# PROBLEM TO WORK ON
Would you copy every line of the listing below that includes the word "this"?

# PROVIDED INFORMATION
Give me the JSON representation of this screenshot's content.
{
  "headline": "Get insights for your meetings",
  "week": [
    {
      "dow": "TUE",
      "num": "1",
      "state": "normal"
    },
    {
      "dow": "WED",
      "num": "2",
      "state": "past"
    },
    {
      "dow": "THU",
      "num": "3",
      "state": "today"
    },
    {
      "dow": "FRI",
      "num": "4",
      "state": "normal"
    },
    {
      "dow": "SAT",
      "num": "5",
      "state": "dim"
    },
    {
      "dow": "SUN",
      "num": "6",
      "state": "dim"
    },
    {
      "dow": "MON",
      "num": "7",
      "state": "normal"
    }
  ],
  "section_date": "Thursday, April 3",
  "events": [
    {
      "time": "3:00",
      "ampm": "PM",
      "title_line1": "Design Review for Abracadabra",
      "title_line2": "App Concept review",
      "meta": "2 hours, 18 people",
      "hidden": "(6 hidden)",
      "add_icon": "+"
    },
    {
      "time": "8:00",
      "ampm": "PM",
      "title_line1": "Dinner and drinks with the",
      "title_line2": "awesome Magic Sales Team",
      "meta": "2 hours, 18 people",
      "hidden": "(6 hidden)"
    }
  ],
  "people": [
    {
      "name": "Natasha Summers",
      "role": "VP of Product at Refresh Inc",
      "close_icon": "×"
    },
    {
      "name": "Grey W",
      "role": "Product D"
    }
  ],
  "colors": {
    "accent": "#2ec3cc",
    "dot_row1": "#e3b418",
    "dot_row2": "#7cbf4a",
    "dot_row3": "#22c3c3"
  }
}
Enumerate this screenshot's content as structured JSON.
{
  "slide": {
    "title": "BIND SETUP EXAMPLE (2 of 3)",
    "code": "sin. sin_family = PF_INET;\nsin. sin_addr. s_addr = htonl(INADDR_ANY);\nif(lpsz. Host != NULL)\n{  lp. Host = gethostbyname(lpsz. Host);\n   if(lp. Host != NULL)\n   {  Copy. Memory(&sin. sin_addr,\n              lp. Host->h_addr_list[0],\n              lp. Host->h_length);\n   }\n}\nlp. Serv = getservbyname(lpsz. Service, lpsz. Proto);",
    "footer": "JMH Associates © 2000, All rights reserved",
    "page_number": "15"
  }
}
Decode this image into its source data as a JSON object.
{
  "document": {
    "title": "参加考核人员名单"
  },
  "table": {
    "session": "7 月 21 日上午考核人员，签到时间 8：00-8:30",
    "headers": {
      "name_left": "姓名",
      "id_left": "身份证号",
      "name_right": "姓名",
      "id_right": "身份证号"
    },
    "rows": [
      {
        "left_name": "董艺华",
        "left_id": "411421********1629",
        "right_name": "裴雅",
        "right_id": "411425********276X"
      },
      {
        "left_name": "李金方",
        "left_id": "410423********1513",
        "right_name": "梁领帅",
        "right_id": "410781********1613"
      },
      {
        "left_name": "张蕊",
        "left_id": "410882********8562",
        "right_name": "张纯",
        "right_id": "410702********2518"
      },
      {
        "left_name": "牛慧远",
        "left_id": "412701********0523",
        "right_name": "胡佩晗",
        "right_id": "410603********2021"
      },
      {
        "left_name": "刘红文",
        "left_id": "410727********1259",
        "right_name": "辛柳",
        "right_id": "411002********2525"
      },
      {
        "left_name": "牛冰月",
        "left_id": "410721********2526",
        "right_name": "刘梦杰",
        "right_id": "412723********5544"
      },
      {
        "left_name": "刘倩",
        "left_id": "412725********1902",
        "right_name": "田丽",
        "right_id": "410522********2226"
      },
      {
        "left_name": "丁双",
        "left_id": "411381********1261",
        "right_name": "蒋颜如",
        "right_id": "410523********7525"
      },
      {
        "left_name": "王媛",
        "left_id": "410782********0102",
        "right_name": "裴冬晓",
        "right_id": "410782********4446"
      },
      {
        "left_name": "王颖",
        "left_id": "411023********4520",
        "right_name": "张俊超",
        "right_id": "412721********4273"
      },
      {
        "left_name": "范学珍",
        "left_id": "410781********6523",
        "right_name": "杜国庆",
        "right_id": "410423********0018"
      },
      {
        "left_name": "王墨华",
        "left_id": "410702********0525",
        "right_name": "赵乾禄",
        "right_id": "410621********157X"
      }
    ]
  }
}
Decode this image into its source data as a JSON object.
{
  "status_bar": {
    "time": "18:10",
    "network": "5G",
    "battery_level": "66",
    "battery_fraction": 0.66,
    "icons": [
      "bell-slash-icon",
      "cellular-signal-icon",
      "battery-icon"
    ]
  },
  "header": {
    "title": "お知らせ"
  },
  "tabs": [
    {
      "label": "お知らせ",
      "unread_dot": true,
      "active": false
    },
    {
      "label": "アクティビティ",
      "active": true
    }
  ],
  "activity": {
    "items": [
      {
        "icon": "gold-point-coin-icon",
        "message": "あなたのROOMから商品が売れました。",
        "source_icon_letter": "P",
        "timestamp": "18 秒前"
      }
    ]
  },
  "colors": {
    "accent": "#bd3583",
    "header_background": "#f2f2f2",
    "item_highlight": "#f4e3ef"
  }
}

# TASK OUTPUT
Give me the JSON representation of this screenshot's content.
Enumerate this screenshot's content as structured JSON.
Decode this image into its source data as a JSON object.
Decode this image into its source data as a JSON object.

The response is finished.